Mostly recently, Nishtha completed her PhD in Civil and Environmental Engineering, in the area of ‘Infrastructure Investment under Deep Uncertainty’.
Nishtha has also received several international awards. She was the recipient of the “2014 Singapore-Netherlands Sustainability Award” and was also recognized with the “President’s Award” by the Ministry of Environment, South Korea during the Asia Pacific Youth Parliament for Water. She was also the representative of the youth of Asia Pacific at the Stockholm World Water Week in 2014.
She looks forward to leading the team in new projects that will allow H2i to create an even bigger impact in the field of water management.
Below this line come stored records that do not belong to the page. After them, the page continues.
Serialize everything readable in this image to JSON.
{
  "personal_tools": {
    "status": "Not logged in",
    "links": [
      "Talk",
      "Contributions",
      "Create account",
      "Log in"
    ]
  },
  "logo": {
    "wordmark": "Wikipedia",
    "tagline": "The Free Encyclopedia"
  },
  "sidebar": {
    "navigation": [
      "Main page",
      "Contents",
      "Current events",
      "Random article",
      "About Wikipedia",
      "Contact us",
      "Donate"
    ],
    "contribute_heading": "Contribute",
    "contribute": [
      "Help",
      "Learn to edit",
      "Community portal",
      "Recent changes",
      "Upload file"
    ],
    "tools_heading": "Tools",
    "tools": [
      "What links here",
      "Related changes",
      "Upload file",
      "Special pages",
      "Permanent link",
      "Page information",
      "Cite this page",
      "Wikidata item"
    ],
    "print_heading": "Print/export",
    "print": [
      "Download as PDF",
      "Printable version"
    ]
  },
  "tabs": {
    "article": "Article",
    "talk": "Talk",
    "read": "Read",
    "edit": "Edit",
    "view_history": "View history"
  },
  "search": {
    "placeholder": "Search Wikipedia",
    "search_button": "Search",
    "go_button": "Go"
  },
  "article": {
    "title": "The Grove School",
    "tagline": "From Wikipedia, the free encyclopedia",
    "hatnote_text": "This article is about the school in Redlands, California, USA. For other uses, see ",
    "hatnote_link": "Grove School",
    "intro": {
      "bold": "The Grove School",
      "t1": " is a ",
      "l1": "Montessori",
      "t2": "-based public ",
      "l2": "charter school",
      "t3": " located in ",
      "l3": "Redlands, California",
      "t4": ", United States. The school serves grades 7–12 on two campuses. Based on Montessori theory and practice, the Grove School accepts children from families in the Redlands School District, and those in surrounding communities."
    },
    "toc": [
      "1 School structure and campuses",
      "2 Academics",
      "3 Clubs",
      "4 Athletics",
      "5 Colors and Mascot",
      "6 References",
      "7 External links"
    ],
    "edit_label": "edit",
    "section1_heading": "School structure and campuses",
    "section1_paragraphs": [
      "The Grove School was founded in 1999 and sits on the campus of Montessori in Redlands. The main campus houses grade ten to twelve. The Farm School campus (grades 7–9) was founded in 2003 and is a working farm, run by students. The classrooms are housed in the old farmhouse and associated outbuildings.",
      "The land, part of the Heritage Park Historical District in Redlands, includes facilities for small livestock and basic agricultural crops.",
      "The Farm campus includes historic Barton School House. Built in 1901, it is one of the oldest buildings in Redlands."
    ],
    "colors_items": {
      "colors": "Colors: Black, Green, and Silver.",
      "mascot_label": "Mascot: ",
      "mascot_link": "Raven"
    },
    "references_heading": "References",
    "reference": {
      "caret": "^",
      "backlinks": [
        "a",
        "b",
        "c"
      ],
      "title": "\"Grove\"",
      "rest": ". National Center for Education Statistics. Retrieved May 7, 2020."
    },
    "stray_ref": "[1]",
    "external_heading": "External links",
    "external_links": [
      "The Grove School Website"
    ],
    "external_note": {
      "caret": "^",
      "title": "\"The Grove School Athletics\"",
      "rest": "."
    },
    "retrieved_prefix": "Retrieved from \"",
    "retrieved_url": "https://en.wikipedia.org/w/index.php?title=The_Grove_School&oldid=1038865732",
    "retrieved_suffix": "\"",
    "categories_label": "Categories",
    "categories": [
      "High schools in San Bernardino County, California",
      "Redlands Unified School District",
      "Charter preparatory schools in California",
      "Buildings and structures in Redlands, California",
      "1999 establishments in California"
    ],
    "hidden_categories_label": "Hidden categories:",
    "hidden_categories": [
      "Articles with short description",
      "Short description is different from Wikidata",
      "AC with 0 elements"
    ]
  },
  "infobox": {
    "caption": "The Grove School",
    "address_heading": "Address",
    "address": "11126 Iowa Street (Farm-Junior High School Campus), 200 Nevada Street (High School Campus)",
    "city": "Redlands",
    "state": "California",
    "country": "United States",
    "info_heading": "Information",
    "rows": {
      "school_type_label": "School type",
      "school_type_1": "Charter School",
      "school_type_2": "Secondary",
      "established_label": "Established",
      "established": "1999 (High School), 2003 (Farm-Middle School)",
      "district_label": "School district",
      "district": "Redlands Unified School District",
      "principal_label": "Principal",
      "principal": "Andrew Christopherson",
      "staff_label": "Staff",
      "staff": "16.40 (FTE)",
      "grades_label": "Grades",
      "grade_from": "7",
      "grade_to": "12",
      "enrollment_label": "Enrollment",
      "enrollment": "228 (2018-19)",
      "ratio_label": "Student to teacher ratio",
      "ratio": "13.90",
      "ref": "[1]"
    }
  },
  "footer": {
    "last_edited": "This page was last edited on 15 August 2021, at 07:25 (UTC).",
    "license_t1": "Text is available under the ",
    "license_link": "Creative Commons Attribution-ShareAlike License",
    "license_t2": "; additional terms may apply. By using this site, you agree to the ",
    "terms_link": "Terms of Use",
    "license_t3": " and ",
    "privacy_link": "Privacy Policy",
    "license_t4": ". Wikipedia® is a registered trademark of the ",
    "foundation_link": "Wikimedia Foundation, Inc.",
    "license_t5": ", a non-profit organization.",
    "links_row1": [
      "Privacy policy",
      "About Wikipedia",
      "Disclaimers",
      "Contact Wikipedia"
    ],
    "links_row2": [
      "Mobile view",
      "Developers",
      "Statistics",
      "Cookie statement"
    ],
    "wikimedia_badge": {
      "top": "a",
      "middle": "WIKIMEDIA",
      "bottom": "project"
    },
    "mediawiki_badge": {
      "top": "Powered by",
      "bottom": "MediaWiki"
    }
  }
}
Welcome to the team, Nishtha!
The Hydroinformatics Institute (H2i) is growing its team of hydrological modelers and we would like to warmly welcome our newest addition, junior modeler Zhang Yuxi.
Yuxi recently graduated from the National University of Singapore (NUS) and holds a degree in Environmental Engineering. Her final year project combined her interests in environmental issues and civil infrastructure - she studied the potential impact of climate change and fertilizer application on water quality in the Gardens by the Bay lake system.
She looks forward to learning from our experts and tackling even bigger projects.
Welcome on board, Yuxi!
Harmful algal bloom outbreaks like the one that turned the Singapore River green in October 2017 may be predicted earlier and better prevented with the help of technology, Dr. Jingjie Zhang told attendees of the Singapore International Water Week (SIWW) on Tuesday afternoon, July 10th, 2018
“As water quality deteriorates rapidly worldwide due to climate change and anthropogenic activities, the prediction and control of algal bloom becomes increasingly important. Technology that gives us access to real-time monitoring and the capability to predict the change of the water quality in the water bodies could be key to preventing such outbreaks”, said Dr. Zhang who was invited by Xylem, a global water technology company, to speak to the audience of international water specialists attending the three-day event at Marina Bay Sands.
The conventional way of detecting algal blooms requires time to wait for the water samples to be lab-tested. Timing is critical in ensuring that the algal bloom is controlled, any delays could potentially worsen the outbreak. Hence, PUB, Deltares, NUS and H2i have worked together to develop an integrated monitoring and prediction system for algal bloom prediction, which can combine lab tests, online sensors and advanced modelling techniques.
This integrated modelling system combines results from several different models, namely, the water quality model, catchment model, hydrological model and emission model and can be implemented in the Operational Management (OMS) platform for daily operation and management. This system allows us to monitor and predict the change in water quality and test proper mitigation measures to be implemented. By combining real-time data from online sensors with integrated data assimilation techniques and process-based modelling system, we can prevent outbreaks of harmful algal blooms.
The talk also sparked a discussion about the possibilities of how to better combine different techniques and advanced tools to improve the integrated online-sensors and modeling approach for better monitoring and early-warning and prediction of algal blooms.
SIWW is Singapore’s leading water conference and the global platform to share and co-create innovative water solutions. SIWW draws crowds of over 20,000 to exchange innovative ideas, tap global business opportunities, and showcase leading technologies.